Am I Eligible for Expungement?
The law separates expungement eligibility requirements into several categories:
- Conviction as a result of finding of guilt at trial or a plea of guilty;
- Criminal proceedings not resulting in a conviction;
- Certain controlled substance offenses; or
- Juveniles prosecuted as adults.
If you plead guilty to a crime or if you are found guilty at trial, a permanent criminal record is established. Through expungement proceedings, the court can seal some or all of those records, so they are not accessible to the public.
Criminal Proceedings Not Resulting in a Conviction
Did you know that if you were arrested but never charged, or if you were even found not guilty, that the records still exist and anyone doing a background check on you can still find out about it? Fortunately, Minnesota law allows expungement of criminal records when a case is resolved “in favor” of the defendant.
Some examples of “criminal proceedings not resulting in a conviction” include:
- A person was arrested and never charged. Many people don’t realize that even though they were never charged, arrest records exist and employers, lenders, etc. can find them when searching an employee or applicant’s background.
- A person is charged but the charges are later completely dismissed. Records still exist regarding the arrest, investigation, original charges, court filings, and dates of dismissal. Although the case was ultimately dismissed, the records of arrest can potentially influence employees and applicants.

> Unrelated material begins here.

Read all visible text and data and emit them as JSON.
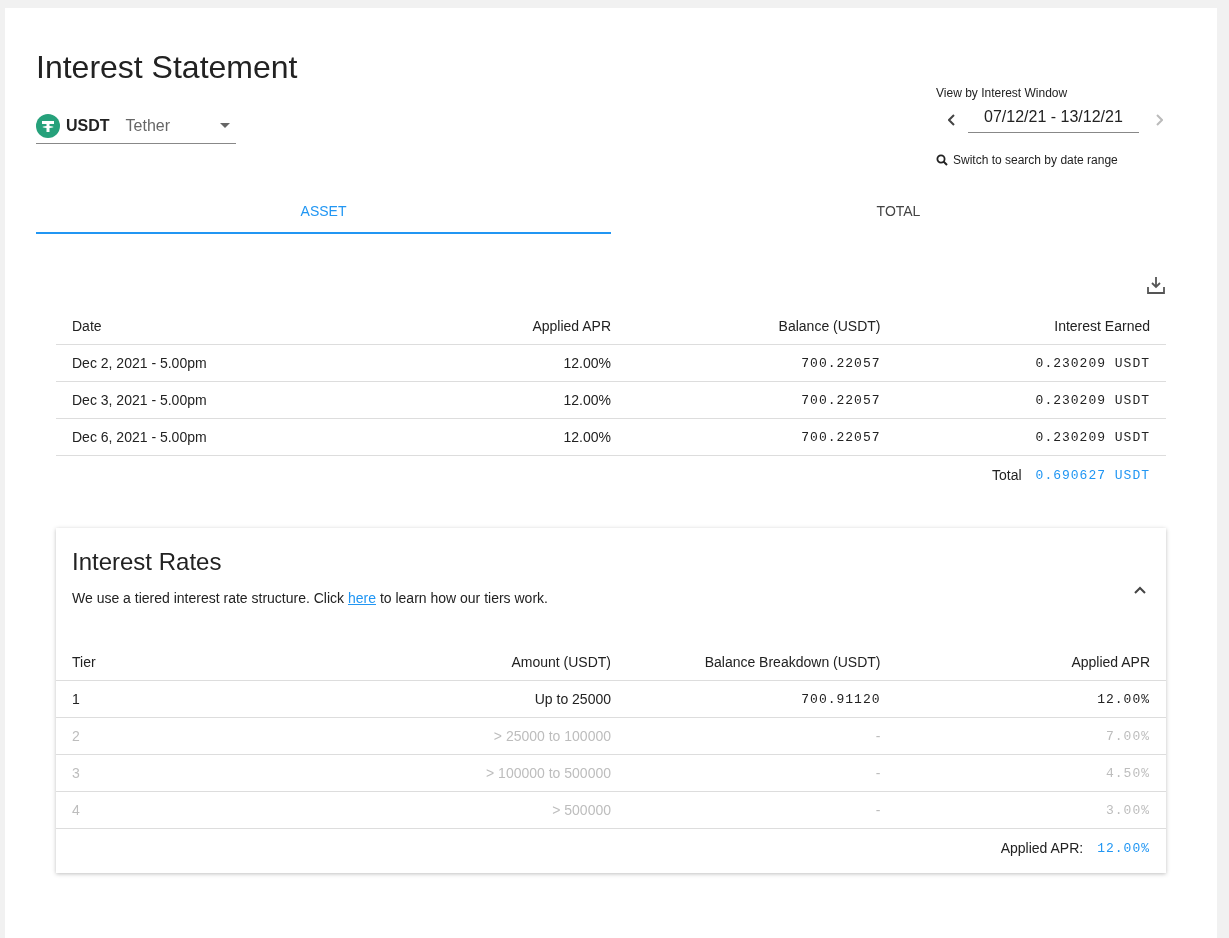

- Found Not Guilty (Acquitted): A person is charged, prosecuted, and found not guilty (acquitted) at trial. Again, records exist regarding every part of the allegations, arrest, indictment, and criminal proceedings.
- Continuance for Dismissal. A negotiation is worked out with the prosecutor to continue the case for a period of time (typically one (1) year) and if the defendant pays a fine and has no similar offenses, the case is dismissed. As long as the defendant followed all requirements and the one year has passed, the case is considered to have been resolved “in the defendant’s favor.”
Certain Drug / Controlled Substance Offenses
Sometimes a case including allegations of drug possession or sale is resolved in a fashion that will dismiss the case if certain requirements and a probationary period are completed. This is often called a “Stay of Adjudication,” “Continuance for Dismissal,” or “Diversion.” As long as requirements have been fulfilled and the case dismissed, the person is considered eligible for an expungement.
Juveniles Prosecuted as Adults
What we’re talking about is when a person is under 18 at the time the crime was committed, but is certified as an adult and convicted. Once released from probation the person is eligible to request an expungement. Contrary to popular belief, the records are not automatically sealed when the juvenile turns 18.
Criminal cases result in many different scenarios and can be confusing. At Narins Defense, Attorney Page Haswell Narins can access your Minnesota Court Record and figure out which category you fall into and whether you are eligible. Please contact us with questions.